**Exercise**. The result must match the data exactly, line for line.

(Dataset records)

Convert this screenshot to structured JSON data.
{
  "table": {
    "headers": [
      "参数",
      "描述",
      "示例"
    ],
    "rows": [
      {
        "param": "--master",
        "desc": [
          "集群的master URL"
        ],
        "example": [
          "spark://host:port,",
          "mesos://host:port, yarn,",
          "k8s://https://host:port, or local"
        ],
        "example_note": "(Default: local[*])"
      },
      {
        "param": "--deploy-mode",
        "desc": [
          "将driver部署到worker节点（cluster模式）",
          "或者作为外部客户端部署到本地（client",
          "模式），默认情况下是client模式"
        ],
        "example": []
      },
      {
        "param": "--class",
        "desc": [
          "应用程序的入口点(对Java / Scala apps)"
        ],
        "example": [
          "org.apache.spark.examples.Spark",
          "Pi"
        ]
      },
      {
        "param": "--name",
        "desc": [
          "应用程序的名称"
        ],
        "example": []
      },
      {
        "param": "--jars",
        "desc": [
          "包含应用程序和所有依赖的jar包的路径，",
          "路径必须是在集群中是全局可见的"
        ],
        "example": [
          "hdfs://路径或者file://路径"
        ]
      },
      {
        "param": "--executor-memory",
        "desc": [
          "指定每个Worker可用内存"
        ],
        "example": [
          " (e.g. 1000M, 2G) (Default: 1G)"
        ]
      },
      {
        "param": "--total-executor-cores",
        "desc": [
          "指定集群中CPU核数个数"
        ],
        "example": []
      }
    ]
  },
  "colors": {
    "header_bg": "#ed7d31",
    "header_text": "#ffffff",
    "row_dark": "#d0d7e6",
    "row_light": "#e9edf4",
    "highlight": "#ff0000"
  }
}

**Answer to this task**.
Convert this screenshot to structured JSON data.
{
  "table": {
    "headers": [
      "参数",
      "描述",
      "示例"
    ],
    "rows": [
      {
        "param": "--master",
        "desc": [
          "集群的master URL"
        ],
        "example": [
          "spark://host:port,",
          "mesos://host:port, yarn,",
          "k8s://https://host:port, or local"
        ],
        "example_note": "(Default: local[*])"
      },
      {
        "param": "--deploy-mode",
        "desc": [
          "将driver部署到worker节点（cluster模式）",
          "或者作为外部客户端部署到本地（client",
          "模式），默认情况下是client模式"
        ],
        "example": []
      },
      {
        "param": "--class",
        "desc": [
          "应用程序的入口点(对Java / Scala apps)"
        ],
        "example": [
          "org.apache.spark.examples.Spark",
          "Pi"
        ]
      },
      {
        "param": "--name",
        "desc": [
          "应用程序的名称"
        ],
        "example": []
      },
      {
        "param": "--jars",
        "desc": [
          "包含应用程序和所有依赖的jar包的路径，",
          "路径必须是在集群中是全局可见的"
        ],
        "example": [
          "hdfs://路径或者file://路径"
        ]
      },
      {
        "param": "--executor-memory",
        "desc": [
          "指定每个Worker可用内存"
        ],
        "example": [
          " (e.g. 1000M, 2G) (Default: 1G)"
        ]
      },
      {
        "param": "--total-executor-cores",
        "desc": [
          "指定集群中CPU核数个数"
        ],
        "example": []
      }
    ]
  },
  "colors": {
    "header_bg": "#ed7d31",
    "header_text": "#ffffff",
    "row_dark": "#d0d7e6",
    "row_light": "#e9edf4",
    "highlight": "#ff0000"
  }
}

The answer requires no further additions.